### To do:
Copy out every line of the records where the string "resist" occurs.

### Records from a dataset:
Content starts

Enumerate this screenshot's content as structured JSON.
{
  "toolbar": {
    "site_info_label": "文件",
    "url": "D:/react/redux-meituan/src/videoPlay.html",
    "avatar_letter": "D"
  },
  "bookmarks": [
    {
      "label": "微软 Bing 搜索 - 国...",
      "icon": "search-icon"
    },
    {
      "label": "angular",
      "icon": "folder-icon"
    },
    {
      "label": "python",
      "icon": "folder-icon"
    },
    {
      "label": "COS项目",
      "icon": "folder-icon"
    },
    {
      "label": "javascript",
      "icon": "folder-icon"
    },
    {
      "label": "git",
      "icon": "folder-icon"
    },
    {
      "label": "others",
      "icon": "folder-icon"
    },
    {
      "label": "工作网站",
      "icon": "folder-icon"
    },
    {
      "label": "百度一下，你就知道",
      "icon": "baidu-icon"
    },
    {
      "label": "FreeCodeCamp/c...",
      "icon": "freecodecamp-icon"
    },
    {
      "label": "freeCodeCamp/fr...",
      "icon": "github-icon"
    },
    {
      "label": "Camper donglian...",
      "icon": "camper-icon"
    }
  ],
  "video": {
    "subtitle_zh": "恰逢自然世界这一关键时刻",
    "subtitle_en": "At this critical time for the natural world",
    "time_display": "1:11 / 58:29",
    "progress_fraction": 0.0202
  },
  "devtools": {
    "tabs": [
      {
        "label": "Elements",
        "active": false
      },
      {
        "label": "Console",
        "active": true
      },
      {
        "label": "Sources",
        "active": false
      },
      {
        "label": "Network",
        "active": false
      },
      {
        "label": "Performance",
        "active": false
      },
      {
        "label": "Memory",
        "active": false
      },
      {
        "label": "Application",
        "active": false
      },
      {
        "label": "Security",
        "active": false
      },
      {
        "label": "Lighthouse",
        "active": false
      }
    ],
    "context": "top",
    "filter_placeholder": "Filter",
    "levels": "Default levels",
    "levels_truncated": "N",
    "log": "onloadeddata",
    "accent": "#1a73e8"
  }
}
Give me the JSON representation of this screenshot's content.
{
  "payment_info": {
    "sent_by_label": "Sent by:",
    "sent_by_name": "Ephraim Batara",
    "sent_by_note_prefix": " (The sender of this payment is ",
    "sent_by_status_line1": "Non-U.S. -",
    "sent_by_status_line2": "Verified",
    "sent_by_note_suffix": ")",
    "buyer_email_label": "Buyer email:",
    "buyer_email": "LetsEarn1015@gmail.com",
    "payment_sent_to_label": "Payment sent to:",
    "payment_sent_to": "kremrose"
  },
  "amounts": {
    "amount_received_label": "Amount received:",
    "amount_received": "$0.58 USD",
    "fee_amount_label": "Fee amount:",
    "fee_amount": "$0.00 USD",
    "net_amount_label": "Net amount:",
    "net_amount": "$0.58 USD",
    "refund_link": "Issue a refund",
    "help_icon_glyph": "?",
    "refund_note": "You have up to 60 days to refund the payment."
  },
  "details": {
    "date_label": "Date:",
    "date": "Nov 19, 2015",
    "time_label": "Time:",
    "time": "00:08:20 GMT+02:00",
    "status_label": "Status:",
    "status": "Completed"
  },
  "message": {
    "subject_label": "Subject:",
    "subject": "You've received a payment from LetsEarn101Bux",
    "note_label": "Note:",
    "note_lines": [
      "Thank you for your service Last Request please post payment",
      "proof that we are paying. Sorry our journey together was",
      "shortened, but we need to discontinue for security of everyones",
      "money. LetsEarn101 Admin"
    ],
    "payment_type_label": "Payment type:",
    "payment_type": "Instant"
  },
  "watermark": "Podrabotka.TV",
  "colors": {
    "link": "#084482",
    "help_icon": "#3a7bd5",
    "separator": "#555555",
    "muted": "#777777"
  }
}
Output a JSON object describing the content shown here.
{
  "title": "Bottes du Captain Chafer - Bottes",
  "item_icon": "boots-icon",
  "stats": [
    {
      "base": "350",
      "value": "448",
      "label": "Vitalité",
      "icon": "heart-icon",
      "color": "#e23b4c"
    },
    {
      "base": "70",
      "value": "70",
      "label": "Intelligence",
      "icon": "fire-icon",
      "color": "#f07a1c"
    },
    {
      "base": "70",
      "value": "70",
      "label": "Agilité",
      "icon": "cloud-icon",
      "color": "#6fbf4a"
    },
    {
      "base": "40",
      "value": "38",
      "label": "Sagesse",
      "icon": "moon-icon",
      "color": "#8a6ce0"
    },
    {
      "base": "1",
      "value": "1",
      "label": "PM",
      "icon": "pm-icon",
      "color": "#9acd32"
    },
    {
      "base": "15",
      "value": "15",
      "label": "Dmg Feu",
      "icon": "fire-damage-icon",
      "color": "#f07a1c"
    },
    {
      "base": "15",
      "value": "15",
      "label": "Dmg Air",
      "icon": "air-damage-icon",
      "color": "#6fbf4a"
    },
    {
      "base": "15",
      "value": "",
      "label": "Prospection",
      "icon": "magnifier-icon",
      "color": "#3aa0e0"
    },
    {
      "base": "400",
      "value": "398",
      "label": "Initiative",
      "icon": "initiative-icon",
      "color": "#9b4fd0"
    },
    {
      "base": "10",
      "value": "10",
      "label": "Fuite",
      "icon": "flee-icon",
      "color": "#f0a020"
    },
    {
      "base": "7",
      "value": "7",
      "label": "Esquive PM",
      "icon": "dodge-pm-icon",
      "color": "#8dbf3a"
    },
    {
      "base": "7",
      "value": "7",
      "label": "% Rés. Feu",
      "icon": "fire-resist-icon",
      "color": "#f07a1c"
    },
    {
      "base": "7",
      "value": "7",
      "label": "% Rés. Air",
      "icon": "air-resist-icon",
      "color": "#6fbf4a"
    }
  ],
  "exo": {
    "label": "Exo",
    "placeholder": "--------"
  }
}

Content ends

### Answer below:
      "icon": "fire-resist-icon",
      "icon": "air-resist-icon",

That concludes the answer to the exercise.